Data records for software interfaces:
··········

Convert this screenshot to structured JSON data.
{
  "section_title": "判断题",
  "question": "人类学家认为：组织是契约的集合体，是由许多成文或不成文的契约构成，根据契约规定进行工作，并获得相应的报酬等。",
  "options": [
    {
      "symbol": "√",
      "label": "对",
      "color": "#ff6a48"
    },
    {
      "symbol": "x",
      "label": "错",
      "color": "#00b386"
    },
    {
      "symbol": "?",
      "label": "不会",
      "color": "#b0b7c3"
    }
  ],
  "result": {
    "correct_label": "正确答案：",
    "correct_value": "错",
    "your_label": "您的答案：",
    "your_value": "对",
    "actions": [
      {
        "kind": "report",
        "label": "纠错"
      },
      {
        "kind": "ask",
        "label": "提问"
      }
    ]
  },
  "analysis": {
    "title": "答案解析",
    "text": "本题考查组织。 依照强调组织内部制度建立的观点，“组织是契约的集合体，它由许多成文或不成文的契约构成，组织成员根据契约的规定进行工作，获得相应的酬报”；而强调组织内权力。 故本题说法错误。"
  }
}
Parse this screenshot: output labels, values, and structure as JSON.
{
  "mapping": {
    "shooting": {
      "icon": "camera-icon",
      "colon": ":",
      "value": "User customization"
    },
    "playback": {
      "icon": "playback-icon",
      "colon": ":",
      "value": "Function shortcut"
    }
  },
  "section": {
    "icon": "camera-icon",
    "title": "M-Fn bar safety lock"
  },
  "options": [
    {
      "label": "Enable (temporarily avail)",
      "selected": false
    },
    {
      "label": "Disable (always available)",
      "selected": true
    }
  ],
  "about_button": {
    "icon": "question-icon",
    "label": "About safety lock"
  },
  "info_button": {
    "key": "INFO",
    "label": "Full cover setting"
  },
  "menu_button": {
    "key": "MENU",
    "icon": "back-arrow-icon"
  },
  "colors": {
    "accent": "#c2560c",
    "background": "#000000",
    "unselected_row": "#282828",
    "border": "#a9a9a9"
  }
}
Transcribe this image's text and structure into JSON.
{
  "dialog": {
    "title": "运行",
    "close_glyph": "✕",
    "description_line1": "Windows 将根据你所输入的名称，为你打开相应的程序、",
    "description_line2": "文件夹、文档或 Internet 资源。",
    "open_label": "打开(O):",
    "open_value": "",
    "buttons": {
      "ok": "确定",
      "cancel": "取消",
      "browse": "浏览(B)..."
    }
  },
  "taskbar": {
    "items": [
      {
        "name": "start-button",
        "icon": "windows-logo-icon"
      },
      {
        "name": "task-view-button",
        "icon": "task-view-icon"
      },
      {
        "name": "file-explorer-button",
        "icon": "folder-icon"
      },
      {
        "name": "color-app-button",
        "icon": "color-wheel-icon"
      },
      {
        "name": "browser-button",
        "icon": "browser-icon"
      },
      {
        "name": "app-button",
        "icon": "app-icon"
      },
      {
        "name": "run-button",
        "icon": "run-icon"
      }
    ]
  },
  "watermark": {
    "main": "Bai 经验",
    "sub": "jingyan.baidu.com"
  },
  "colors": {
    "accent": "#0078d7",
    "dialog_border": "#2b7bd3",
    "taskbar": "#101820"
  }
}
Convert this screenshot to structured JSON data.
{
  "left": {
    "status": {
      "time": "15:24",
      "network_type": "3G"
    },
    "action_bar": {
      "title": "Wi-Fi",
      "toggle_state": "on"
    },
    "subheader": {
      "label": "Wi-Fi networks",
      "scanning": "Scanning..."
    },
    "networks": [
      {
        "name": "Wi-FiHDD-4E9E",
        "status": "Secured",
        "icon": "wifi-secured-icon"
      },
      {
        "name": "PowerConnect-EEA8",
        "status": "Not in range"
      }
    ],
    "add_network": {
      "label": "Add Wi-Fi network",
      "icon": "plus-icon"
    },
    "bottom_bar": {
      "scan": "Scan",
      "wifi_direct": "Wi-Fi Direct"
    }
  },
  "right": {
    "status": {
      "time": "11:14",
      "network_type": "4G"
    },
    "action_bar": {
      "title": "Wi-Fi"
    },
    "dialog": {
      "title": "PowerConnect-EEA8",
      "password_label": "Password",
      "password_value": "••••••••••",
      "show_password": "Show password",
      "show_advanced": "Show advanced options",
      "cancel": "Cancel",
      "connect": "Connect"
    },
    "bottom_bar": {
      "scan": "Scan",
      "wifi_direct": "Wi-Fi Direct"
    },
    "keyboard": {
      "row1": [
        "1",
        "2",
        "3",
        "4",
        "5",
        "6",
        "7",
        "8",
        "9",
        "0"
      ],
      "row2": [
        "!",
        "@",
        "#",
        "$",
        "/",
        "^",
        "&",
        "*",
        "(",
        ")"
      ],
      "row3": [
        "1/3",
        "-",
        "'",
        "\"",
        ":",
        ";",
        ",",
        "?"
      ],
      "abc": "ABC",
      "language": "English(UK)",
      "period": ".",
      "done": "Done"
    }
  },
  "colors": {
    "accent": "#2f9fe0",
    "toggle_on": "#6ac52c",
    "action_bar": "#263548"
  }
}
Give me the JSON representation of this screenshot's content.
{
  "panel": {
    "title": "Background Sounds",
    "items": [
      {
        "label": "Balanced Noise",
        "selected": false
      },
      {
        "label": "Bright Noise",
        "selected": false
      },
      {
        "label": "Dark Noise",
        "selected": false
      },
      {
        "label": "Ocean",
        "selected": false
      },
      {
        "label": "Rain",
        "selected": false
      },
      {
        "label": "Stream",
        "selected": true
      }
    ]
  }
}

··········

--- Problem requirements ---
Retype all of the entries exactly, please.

--- Task result ---
Convert this screenshot to structured JSON data.
{
  "section_title": "判断题",
  "question": "人类学家认为：组织是契约的集合体，是由许多成文或不成文的契约构成，根据契约规定进行工作，并获得相应的报酬等。",
  "options": [
    {
      "symbol": "√",
      "label": "对",
      "color": "#ff6a48"
    },
    {
      "symbol": "x",
      "label": "错",
      "color": "#00b386"
    },
    {
      "symbol": "?",
      "label": "不会",
      "color": "#b0b7c3"
    }
  ],
  "result": {
    "correct_label": "正确答案：",
    "correct_value": "错",
    "your_label": "您的答案：",
    "your_value": "对",
    "actions": [
      {
        "kind": "report",
        "label": "纠错"
      },
      {
        "kind": "ask",
        "label": "提问"
      }
    ]
  },
  "analysis": {
    "title": "答案解析",
    "text": "本题考查组织。 依照强调组织内部制度建立的观点，“组织是契约的集合体，它由许多成文或不成文的契约构成，组织成员根据契约的规定进行工作，获得相应的酬报”；而强调组织内权力。 故本题说法错误。"
  }
}
Parse this screenshot: output labels, values, and structure as JSON.
{
  "mapping": {
    "shooting": {
      "icon": "camera-icon",
      "colon": ":",
      "value": "User customization"
    },
    "playback": {
      "icon": "playback-icon",
      "colon": ":",
      "value": "Function shortcut"
    }
  },
  "section": {
    "icon": "camera-icon",
    "title": "M-Fn bar safety lock"
  },
  "options": [
    {
      "label": "Enable (temporarily avail)",
      "selected": false
    },
    {
      "label": "Disable (always available)",
      "selected": true
    }
  ],
  "about_button": {
    "icon": "question-icon",
    "label": "About safety lock"
  },
  "info_button": {
    "key": "INFO",
    "label": "Full cover setting"
  },
  "menu_button": {
    "key": "MENU",
    "icon": "back-arrow-icon"
  },
  "colors": {
    "accent": "#c2560c",
    "background": "#000000",
    "unselected_row": "#282828",
    "border": "#a9a9a9"
  }
}
Transcribe this image's text and structure into JSON.
{
  "dialog": {
    "title": "运行",
    "close_glyph": "✕",
    "description_line1": "Windows 将根据你所输入的名称，为你打开相应的程序、",
    "description_line2": "文件夹、文档或 Internet 资源。",
    "open_label": "打开(O):",
    "open_value": "",
    "buttons": {
      "ok": "确定",
      "cancel": "取消",
      "browse": "浏览(B)..."
    }
  },
  "taskbar": {
    "items": [
      {
        "name": "start-button",
        "icon": "windows-logo-icon"
      },
      {
        "name": "task-view-button",
        "icon": "task-view-icon"
      },
      {
        "name": "file-explorer-button",
        "icon": "folder-icon"
      },
      {
        "name": "color-app-button",
        "icon": "color-wheel-icon"
      },
      {
        "name": "browser-button",
        "icon": "browser-icon"
      },
      {
        "name": "app-button",
        "icon": "app-icon"
      },
      {
        "name": "run-button",
        "icon": "run-icon"
      }
    ]
  },
  "watermark": {
    "main": "Bai 经验",
    "sub": "jingyan.baidu.com"
  },
  "colors": {
    "accent": "#0078d7",
    "dialog_border": "#2b7bd3",
    "taskbar": "#101820"
  }
}
Convert this screenshot to structured JSON data.
{
  "left": {
    "status": {
      "time": "15:24",
      "network_type": "3G"
    },
    "action_bar": {
      "title": "Wi-Fi",
      "toggle_state": "on"
    },
    "subheader": {
      "label": "Wi-Fi networks",
      "scanning": "Scanning..."
    },
    "networks": [
      {
        "name": "Wi-FiHDD-4E9E",
        "status": "Secured",
        "icon": "wifi-secured-icon"
      },
      {
        "name": "PowerConnect-EEA8",
        "status": "Not in range"
      }
    ],
    "add_network": {
      "label": "Add Wi-Fi network",
      "icon": "plus-icon"
    },
    "bottom_bar": {
      "scan": "Scan",
      "wifi_direct": "Wi-Fi Direct"
    }
  },
  "right": {
    "status": {
      "time": "11:14",
      "network_type": "4G"
    },
    "action_bar": {
      "title": "Wi-Fi"
    },
    "dialog": {
      "title": "PowerConnect-EEA8",
      "password_label": "Password",
      "password_value": "••••••••••",
      "show_password": "Show password",
      "show_advanced": "Show advanced options",
      "cancel": "Cancel",
      "connect": "Connect"
    },
    "bottom_bar": {
      "scan": "Scan",
      "wifi_direct": "Wi-Fi Direct"
    },
    "keyboard": {
      "row1": [
        "1",
        "2",
        "3",
        "4",
        "5",
        "6",
        "7",
        "8",
        "9",
        "0"
      ],
      "row2": [
        "!",
        "@",
        "#",
        "$",
        "/",
        "^",
        "&",
        "*",
        "(",
        ")"
      ],
      "row3": [
        "1/3",
        "-",
        "'",
        "\"",
        ":",
        ";",
        ",",
        "?"
      ],
      "abc": "ABC",
      "language": "English(UK)",
      "period": ".",
      "done": "Done"
    }
  },
  "colors": {
    "accent": "#2f9fe0",
    "toggle_on": "#6ac52c",
    "action_bar": "#263548"
  }
}
Give me the JSON representation of this screenshot's content.
{
  "panel": {
    "title": "Background Sounds",
    "items": [
      {
        "label": "Balanced Noise",
        "selected": false
      },
      {
        "label": "Bright Noise",
        "selected": false
      },
      {
        "label": "Dark Noise",
        "selected": false
      },
      {
        "label": "Ocean",
        "selected": false
      },
      {
        "label": "Rain",
        "selected": false
      },
      {
        "label": "Stream",
        "selected": true
      }
    ]
  }
}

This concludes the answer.